2016 is the year of the witch. Sure, the history books will likely characterize 2016 as a real king bummer of a year, a year seasoned with celebrity deaths, police shootings, global human rights crises, a declining franchise movie culture, and our stupid presidential election cycle, but it’s also a year where genre cinema peered intently into a cauldron of mystical feminine power. It began in February with Robert Eggers’ The Witch, continued with the May premiere of Eiichi Yamamoto’s Belladonna of Sadness, went on into September with Blair Witch, and has now reached its conclusion with Anna Biller’s The Love Witch, a cult movie to be that’s best described as a timely throwback.
If you watch The Love Witch with no knowledge of its production or point of origin, you might assume it’s a lost gem of 1960s or 1970s filmmaking that’s only recently been recovered, restored and released to the public for niche consumption.
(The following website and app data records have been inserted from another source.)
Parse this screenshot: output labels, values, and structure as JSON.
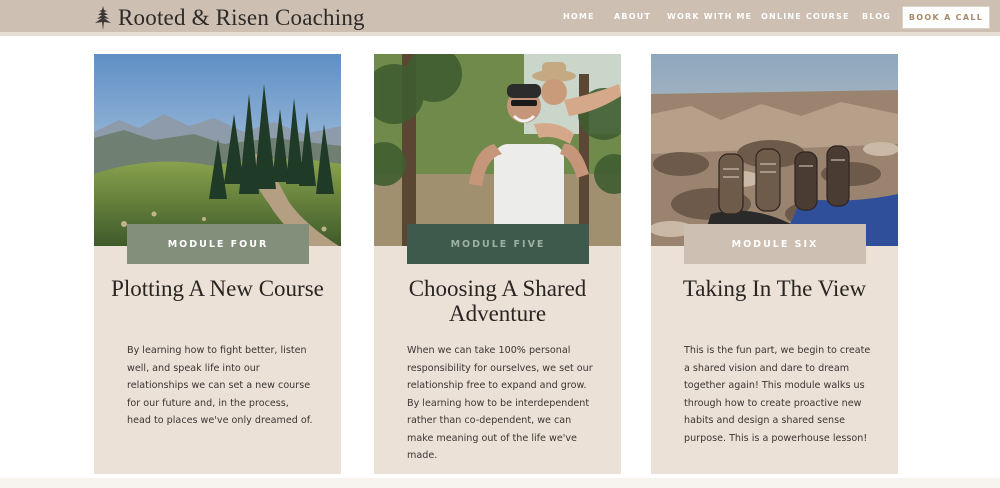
{
  "header": {
    "brand": "Rooted & Risen Coaching",
    "nav": [
      "HOME",
      "ABOUT",
      "WORK WITH ME",
      "ONLINE COURSE",
      "BLOG"
    ],
    "cta": "BOOK A CALL",
    "colors": {
      "bar": "#cdbfb1",
      "cta_text": "#a68a6a"
    },
    "icons": {
      "logo": "pine-tree-icon"
    }
  },
  "modules": [
    {
      "badge": "MODULE FOUR",
      "badge_color": "#818f7b",
      "badge_text_color": "#ffffff",
      "title": "Plotting A New Course",
      "body": "By learning how to fight better, listen well, and speak life into our relationships we can set a new course for our future and, in the process, head to places we've only dreamed of.",
      "photo": "mountain trail through pine forest"
    },
    {
      "badge": "MODULE FIVE",
      "badge_color": "#3d5a4d",
      "badge_text_color": "#9cb1a4",
      "title": "Choosing A Shared Adventure",
      "body": "When we can take 100% personal responsibility for ourselves, we set our relationship free to expand and grow. By learning how to be interdependent rather than co-dependent, we can make meaning out of the life we've made.",
      "photo": "couple piggyback in forest"
    },
    {
      "badge": "MODULE SIX",
      "badge_color": "#cdbfb1",
      "badge_text_color": "#ffffff",
      "title": "Taking In The View",
      "body": "This is the fun part, we begin to create a shared vision and dare to dream together again! This module walks us through how to create proactive new habits and design a shared sense purpose. This is a powerhouse lesson!",
      "photo": "hiking boots on rocky summit"
    }
  ]
}
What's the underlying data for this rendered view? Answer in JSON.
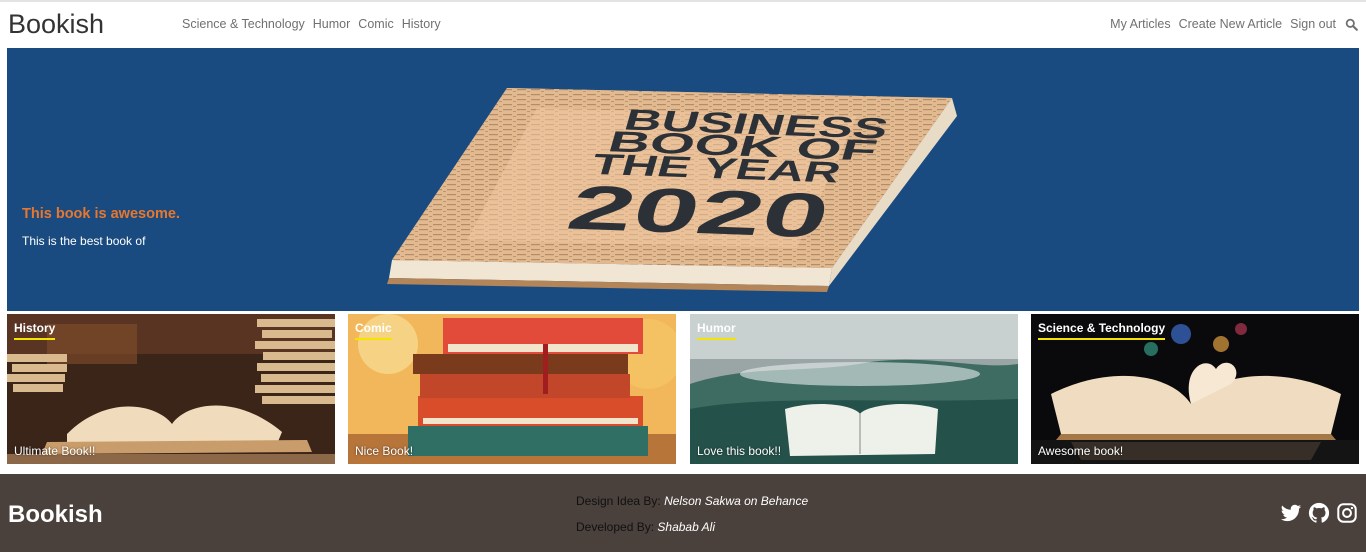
{
  "navbar": {
    "brand": "Bookish",
    "categories": [
      "Science & Technology",
      "Humor",
      "Comic",
      "History"
    ],
    "right_links": [
      "My Articles",
      "Create New Article",
      "Sign out"
    ],
    "search_icon": "search-icon"
  },
  "hero": {
    "title": "This book is awesome.",
    "text": "This is the best book of",
    "book_cover_lines": [
      "BUSINESS",
      "BOOK OF",
      "THE YEAR",
      "2020"
    ],
    "background_color": "#1a4b80",
    "title_color": "#e8772e"
  },
  "cards": [
    {
      "category": "History",
      "text": "Ultimate Book!!"
    },
    {
      "category": "Comic",
      "text": "Nice Book!"
    },
    {
      "category": "Humor",
      "text": "Love this book!!"
    },
    {
      "category": "Science & Technology",
      "text": "Awesome book!"
    }
  ],
  "footer": {
    "brand": "Bookish",
    "design_label": "Design Idea By:",
    "design_name": "Nelson Sakwa on Behance",
    "developer_label": "Developed By:",
    "developer_name": "Shabab Ali",
    "social_icons": [
      "twitter-icon",
      "github-icon",
      "instagram-icon"
    ],
    "background_color": "#4a403c"
  },
  "accent_underline_color": "#f5e400"
}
This isn’t the case, of course, but nobody would fault your logic. Biller’s style is set in the bygone days of B-movie camp, though unlike similar faux-retro productions, á la 2012’s disingenuously nostalgic The Ghastly Love of Johnny X, there’s unabashed joy to her mimicry that reminds us how much fun the flicks The Love Witch emulates can be in spite of, or maybe because of, their badness. The film’s cheese factor is its single most obvious element next to Biller’s enthusiasm for kitsch and her emphasis on superb production design.
She doesn’t sucker us with the tropes and clichés of trashy genre movies so much as she seduces us with them: Anachronisms so blatant they can only be intentional, hammy dialogue married to hammier acting, magnificently liberal nudity, rear projection, hard lighting. There’s romantic, incongruous glamor to these details that we can’t help falling in love with, which is appropriate for the film’s subject matter. The Love Witch is about, well, a love witch named Elaine (Samantha Robinson), a beautiful young woman on a mission to find a man who’s man enough to love her. She doesn’t rely on her looks or charms alone, though she certainly could. Instead, she cooks up potions and slings spells, leaning on witchcraft to make guys go ga-ga for her.
Elaine succeeds, but she succeeds too well, turning her would-be lovers into blubbering children who can’t live without her. (In her own words: “What a pussy.”) They also tend to end up dead. Eventually, Elaine’s wanton witching catches up with her, but at just shy of two hours long and in no hurry to get anywhere, the viewer has a while to wait before anything of consequence happens. In fairness the film is a smooth ride: Biller does damn near everything but shoot the movie herself, leaving that task to cinematographer David Mullen, and she fills each gorgeously composed frame with loads of eye candy, (and not just the fleshy kind). The Love Witch is a tactile movie. You feel like you can reach into an image, any image, and interact with the props and parts that make up the whole.
Don’t touch Elaine, though. She’ll mess you up and leave you ill with want. It isn’t that she’s a monster or a man-eater, per se, but she’s reckless in her pursuit of love, tempting men into her arms and ultimately to their doom. (The poor saps don’t die by her hand, but they die nonetheless.) Weirdly, Elaine’s fatal attractions give a surface validation to antiquated fears of female sexuality, and what does it say about Elaine that she unwittingly feeds those fears by leaving a trail of love-ravaged corpses in her wake? Are her temptations feminist in nature, or willful rejections of feminist theory?
Biller answers these questions carefully as The Love Witch strolls along, but it comes as no surprise that Elaine embodies feminine ideals sourced from men: She’s a living fantasy and a fantasy enabler, but it’s the fantasy of her guru, Gahan (Jared Sanford), and her ex-husband, Jerry (Stephen Wozniak). When Elaine makes her grand declaration of her womanhood and her purpose to Griff (Gian Keys), the hard-jawed detective who finds himself smitten by her after he begins investigating her, ten minutes before the movie ends, The Love Witch suddenly becomes a soft revenge movie, a movie about a woman scorned who finds agency through the very fantasies she’s been programmed to facilitate. It’s enough to make you wish that declaration had come a hundred minutes sooner in a movie that’s thirty minutes shorter, but if The Love Witch overstays its welcome, it at least has the courtesy to be ravishing to behold.
Director: Anna Biller
Writer: Anna Biller
Starring: Samantha Robinson, Laura Waddell, Gian Keys, Jeffrey Vincent Parise, Jared Sanford, Robert Seeley, Jennifer Ingrum
Release Date: November 11, 2016
Boston-based critic Andy Crump has been writing about film online since 2009, and has been contributing to Paste Magazine since 2013. He writes additional words for Movie Mezzanine, The Playlist, and Birth. Movies. Death., and is a member of the Online Film Critics Society and the Boston Online Film Critics Association. You can follow him on Twitter and find his collected writing at his personal blog. He is composed of roughly 65% craft beer.